“If it weren’t for iPod, I don’t know that there would ever be iPhone.” he says. “It introduced Apple to customers that were not typical Apple customers, so iPod went from being an accessory to Mac to becoming its own cultural momentum. During that time, Apple changed. Our marketing changed. We had silhouette ads with dancers and an iconic product with white headphones. We asked, “Well, if Apple can do this one thing different than all of its previous products, what else can Apple do?’”
In the story, Schiller also makes an interesting point about Siri and conversational interfaces after being asked about Alexa and competing voice assistants:
“That’s really important,” Schiller says, “and I’m so glad the team years ago set out to create Siri — I think we do more with that conversational interface that anyone else. Personally, I still think the best intelligent assistant is the one that’s with you all the time. Having my iPhone with me as the thing I speak to is better than something stuck in my kitchen or on a wall somewhere.”
“People are forgetting the value and importance of the display,” he says “Some of the greatest innovations on iPhone over the last ten years have been in display. Displays are not going to go away. We still like to take pictures and we need to look at them, and a disembodied voice is not going to show me what the picture is.”
Steve Jobs’ introduction of the iPhone to the world 10 years ago was captivating:
today, we’re introducing three revolutionary products…. The first one: is a widescreen iPod with touch controls. The second: is a revolutionary mobile phone. And the third is a breakthrough Internet communications device.

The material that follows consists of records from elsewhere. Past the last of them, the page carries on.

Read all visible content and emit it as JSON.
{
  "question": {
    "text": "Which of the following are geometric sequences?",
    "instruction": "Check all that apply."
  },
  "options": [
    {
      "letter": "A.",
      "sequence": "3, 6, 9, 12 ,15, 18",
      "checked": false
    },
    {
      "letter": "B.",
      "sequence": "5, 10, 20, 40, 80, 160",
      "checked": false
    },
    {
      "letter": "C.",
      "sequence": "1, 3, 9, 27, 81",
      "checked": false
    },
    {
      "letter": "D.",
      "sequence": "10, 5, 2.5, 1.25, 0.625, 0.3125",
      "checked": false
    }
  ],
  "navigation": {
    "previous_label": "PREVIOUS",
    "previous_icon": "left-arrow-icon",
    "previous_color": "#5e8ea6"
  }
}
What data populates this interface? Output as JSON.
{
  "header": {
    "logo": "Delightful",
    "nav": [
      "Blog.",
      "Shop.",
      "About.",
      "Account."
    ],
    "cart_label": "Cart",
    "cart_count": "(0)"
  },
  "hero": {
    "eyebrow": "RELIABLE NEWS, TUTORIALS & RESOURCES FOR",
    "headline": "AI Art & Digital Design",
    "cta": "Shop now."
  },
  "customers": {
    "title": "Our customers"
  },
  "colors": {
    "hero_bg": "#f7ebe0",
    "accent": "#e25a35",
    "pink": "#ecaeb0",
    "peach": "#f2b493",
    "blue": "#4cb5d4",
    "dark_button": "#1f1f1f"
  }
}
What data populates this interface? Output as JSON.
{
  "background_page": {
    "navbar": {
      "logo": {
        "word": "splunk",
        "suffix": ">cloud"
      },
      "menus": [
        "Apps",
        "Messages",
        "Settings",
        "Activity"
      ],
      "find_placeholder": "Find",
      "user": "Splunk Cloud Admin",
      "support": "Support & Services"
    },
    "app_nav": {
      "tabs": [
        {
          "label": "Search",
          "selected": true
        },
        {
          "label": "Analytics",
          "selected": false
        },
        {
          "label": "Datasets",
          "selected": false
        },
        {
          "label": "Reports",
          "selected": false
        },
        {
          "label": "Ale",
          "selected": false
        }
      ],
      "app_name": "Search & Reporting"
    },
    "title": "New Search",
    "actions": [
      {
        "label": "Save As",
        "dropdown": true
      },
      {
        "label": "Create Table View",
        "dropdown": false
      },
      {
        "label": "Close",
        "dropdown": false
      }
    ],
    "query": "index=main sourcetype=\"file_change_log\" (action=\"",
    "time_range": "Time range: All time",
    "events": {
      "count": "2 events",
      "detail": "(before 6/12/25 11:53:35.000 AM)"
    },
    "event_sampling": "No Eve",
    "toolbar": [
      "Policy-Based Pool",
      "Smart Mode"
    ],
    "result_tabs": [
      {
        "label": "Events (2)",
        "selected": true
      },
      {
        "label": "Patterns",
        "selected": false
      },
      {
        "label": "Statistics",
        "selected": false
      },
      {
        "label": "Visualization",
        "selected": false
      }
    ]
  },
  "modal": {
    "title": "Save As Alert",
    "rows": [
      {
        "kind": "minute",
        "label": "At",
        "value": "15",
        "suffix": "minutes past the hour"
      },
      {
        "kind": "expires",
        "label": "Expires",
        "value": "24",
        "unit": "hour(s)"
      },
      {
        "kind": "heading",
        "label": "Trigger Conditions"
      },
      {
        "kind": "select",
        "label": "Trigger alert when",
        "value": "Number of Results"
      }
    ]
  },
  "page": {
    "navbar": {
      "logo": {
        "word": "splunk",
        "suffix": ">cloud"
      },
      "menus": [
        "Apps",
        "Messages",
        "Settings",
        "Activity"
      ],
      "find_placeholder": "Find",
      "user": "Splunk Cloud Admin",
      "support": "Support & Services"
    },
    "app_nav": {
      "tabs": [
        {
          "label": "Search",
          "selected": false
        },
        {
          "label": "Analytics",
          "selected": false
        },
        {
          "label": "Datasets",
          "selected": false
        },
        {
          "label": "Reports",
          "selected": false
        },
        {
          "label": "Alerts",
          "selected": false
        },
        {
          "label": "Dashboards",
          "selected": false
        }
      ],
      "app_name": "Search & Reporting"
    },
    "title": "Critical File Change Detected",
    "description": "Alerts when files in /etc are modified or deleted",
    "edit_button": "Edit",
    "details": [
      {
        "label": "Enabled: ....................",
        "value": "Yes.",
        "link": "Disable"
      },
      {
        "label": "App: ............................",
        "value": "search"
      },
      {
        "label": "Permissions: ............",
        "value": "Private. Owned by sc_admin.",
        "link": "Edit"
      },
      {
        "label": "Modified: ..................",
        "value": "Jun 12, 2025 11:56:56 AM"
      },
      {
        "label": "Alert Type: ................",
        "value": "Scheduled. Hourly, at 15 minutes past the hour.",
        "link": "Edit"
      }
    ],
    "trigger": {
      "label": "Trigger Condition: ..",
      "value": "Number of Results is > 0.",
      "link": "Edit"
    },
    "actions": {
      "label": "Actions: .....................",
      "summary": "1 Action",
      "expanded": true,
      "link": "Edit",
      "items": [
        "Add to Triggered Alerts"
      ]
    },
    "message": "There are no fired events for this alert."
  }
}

So, three things: a widescreen iPod with touch controls; a revolutionary mobile phone; and a breakthrough Internet communications device. An iPod, a phone, and an Internet communicator. An iPod, a phone … are you getting it? These are not three separate devices, this is one device, and we are calling it iPhone.
In retrospect, it’s hard to believe just how cobbled together and buggy that demo iPhone was:
Only about a hundred iPhones even existed, all of them of varying quality. Some had noticeable gaps between the screen and the plastic edge; others had scuff marks on the screen. And the software that ran the phone was full of bugs.
Despite the unfinished state of the iPhone, the onstage demonstrations at Macworld Expo went smoothly. Jobs told the cheering crowd that the iPhone would be available in six months’ time in 4 and 8 GB models for $499 and $599 on a sole US carrier, Cingular. Jobs also revealed something that would have a much bigger impact on the iPhone’s long-term success: its operating system was built on a foundation of Mac OS X.
David Barboza of The New York Times has an in-depth look at Zhengzhou, a Chinese city of six million residents with a Foxconn factory that can build 500,000 iPhones a day. Apple’s presence in Zhengzhou is so large that it's called ‘iPhone City.’
The scale of Foxconn’s factory is immense:
[Workers] file steadily into dozens of factory sites, spread out across 2.2 square miles. At the peak, some 350,000 workers assemble, test and package iPhones — up to 350 a minute.
Based on extensive research that included over 100 interviews and the review of confidential Chinese government records regarding incentives received by Foxconn, The New York Times breaks down iPhone City’s stakeholders concluding that:
As China and the United States both brandish a new form of economic nationalism, they risk disrupting the system, without necessarily achieving their goals.
iPhone City is a complex system that developed over several years and involves economic incentives provided to Foxconn by local and national Chinese governments, intricate tax strategies that lower Apple’s costs, and a state recruited and trained labor force. We’ve had peeks at the enormity of Foxconn’s iPhone factory in the past, but Barboza goes further, with an excellent explanation of how interconnected each piece is.